Normal mode noise is measured between the phase (hot) and neutral lines or phase-to-phase. CM noise is a potential difference that occurs between any or all current-carrying conductors and the grounding conduc- tor or earth. In the three-phase, grounded-wye power supplies typical of large computer systems, these disturbances also can be potential differences between neutral and ground. Some computer-based loads are sensitive to excessive levels of voltage potential between the neutral and grounding conductors. A ground is used to reference the electronic logic in equipment and should be stable. Equipment manufacturers sometimes specify acceptable limits for neutral to ground voltage, for example, one volt peak to peak. CM disturbances can be generated by a ground potential difference between elements of the computer or remote peripherals connected to the computer. This type of disturbance is influenced by several factors, including the system configuration and the impedance of the grounding system. Both of these factors generally are beyond the direct control of the user, except in the construction of a new facility. However, CM noise can be suppressed by the use of an isolation transformer. Equalizing ground potentials is often difficult due to the broad frequency band involved in wiring resonances. However, proper computer system grounding, including a signal reference grid (SRG), has been found to be effective against most CM disturbances. CM noise on the primary of the transformer that appears as normal mode noise on the secondary is commonly referred to as transverse mode or sometimes as intercoupling or differential mode (DM) noise. CM transient voltages that appear on the transformer primary winding will be coupled through the transformer interwinding capacitance, appearing across the secondary winding as normal mode voltages. Electrical noise typically occurs in the RF MHz range. It also may occur at frequencies below MHz range. The 60 Hz (power) grounding system often is not effective for conducting RF signals to the common reference point grounding electrode. In some cases, computers and peripherals are themselves responsible for generating noise disturbances. A properly designed power grounding system has sufficiently low impedance at 60 Hz to maintain enclosures, raceways, and all grounded metals at the same voltage potential (ground reference). But the 60 Hz ground system is unable to provide this equalization at higher frequencies because of the increased impedance caused by inductive reactance and the skin effect. (Skin effect is known as the tendency of current to flow more at the surface of the conductor than its center, thereby increasing the AC resis- tance of the conductor). The inductive reactance at a frequency of 30 MHz is 500,000 times as great as that of the same conductor when the applied voltage is at 60 Hz. At microprocessor switching speeds (over 1 to 30 MHz), current penetration in the copper conductor is less than at 60 Hz, with the result that the effective impedance between one point and another is pronounced. Also, as frequency rises, the wavelength proportionally decreases. Circulating (noise) currents see an apparent open circuit at intervals of one-quarter wavelength, so that the current path is interrupted or becomes unreliable. Some frequencies pass and some do not, causing dis- tortion. Consequently, the long grounding conductors used in the ground- ing systems designed to meet NEC requirements become ineffective for grounding of high-frequency systems. Short returns are always recom- mended for fast-rise circuits to provide effective signal returns at system signal frequencies.

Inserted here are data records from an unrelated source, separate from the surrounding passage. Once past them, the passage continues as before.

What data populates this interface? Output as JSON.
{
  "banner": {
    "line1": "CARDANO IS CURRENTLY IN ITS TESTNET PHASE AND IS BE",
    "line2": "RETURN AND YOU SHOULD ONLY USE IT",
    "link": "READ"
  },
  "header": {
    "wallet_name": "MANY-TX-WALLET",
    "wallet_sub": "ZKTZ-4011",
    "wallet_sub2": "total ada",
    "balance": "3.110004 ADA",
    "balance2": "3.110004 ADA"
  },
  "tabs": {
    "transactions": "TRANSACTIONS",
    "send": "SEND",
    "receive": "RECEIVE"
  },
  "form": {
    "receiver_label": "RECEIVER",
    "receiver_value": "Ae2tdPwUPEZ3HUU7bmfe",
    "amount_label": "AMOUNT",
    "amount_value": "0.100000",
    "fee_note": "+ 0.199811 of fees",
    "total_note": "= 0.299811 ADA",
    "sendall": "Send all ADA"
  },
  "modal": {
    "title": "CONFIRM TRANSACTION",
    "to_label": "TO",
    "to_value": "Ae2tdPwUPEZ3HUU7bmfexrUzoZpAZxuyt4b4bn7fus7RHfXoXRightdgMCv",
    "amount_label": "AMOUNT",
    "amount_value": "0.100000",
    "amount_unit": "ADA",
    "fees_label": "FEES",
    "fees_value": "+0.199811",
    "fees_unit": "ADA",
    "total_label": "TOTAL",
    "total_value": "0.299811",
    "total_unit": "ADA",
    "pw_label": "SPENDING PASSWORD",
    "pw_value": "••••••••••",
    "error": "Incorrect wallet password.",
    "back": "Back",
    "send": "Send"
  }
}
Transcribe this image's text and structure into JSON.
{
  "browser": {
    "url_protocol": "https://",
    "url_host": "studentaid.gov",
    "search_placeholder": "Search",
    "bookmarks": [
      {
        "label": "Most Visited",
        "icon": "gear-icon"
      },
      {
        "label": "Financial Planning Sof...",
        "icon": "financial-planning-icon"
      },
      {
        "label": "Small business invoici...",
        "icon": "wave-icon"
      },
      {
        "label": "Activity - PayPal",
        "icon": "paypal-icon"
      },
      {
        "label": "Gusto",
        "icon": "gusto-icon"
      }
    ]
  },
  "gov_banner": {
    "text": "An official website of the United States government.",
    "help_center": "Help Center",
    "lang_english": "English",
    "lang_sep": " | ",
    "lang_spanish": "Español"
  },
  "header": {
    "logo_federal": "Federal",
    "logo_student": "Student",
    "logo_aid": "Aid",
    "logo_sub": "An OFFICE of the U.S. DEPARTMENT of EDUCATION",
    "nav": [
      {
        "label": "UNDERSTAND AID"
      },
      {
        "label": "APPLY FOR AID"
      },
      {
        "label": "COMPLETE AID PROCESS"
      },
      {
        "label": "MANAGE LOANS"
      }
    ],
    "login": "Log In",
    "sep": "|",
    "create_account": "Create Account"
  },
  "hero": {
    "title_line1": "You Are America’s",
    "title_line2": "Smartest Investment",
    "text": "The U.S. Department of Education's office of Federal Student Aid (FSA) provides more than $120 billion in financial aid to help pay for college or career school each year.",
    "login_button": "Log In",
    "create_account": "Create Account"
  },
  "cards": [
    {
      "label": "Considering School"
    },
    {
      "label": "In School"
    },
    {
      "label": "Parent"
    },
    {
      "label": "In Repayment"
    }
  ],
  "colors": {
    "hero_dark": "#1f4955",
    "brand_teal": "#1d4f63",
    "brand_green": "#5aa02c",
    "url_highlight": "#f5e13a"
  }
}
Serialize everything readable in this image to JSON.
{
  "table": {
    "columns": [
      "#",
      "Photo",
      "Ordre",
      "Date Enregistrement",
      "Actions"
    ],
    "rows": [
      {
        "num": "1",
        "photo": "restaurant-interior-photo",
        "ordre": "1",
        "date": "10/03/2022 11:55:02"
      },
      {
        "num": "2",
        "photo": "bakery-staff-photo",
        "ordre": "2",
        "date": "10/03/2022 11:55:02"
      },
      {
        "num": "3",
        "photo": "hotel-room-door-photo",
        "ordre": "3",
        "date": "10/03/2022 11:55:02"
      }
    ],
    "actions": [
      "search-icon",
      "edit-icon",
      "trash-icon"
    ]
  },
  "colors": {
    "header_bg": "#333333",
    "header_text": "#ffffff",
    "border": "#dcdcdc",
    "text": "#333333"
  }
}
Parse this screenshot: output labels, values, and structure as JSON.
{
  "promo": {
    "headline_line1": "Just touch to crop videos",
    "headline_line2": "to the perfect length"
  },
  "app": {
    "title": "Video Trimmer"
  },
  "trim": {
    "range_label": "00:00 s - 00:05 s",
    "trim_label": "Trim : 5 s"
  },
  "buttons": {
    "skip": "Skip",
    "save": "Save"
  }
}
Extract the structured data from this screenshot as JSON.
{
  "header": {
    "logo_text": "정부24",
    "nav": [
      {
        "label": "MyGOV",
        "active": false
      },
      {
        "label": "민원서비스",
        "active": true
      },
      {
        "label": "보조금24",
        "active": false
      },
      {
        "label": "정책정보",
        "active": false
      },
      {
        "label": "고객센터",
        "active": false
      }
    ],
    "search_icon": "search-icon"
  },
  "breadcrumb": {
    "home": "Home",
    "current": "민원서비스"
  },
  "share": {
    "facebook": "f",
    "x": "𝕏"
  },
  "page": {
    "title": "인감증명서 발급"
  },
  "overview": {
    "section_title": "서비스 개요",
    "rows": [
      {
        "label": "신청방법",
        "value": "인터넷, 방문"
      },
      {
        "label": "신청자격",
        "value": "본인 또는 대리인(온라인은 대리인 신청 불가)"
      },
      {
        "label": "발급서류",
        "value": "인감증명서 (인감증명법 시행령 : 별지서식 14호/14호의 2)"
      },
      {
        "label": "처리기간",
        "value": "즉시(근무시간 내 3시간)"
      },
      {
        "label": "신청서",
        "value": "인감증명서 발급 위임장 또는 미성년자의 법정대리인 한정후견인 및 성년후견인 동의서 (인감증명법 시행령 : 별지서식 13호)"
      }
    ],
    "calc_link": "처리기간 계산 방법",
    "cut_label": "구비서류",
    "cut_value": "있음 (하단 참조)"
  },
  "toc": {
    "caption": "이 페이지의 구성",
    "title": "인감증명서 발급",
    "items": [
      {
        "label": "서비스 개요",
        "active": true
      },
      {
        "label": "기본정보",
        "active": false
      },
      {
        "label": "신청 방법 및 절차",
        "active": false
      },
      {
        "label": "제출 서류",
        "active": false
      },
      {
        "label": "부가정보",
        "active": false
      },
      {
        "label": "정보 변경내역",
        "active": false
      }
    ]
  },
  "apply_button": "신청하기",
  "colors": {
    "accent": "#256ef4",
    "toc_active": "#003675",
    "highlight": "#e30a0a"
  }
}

Table 12.1 is a summary of the electromagnetic phenomena categories and their characteristics of the power system.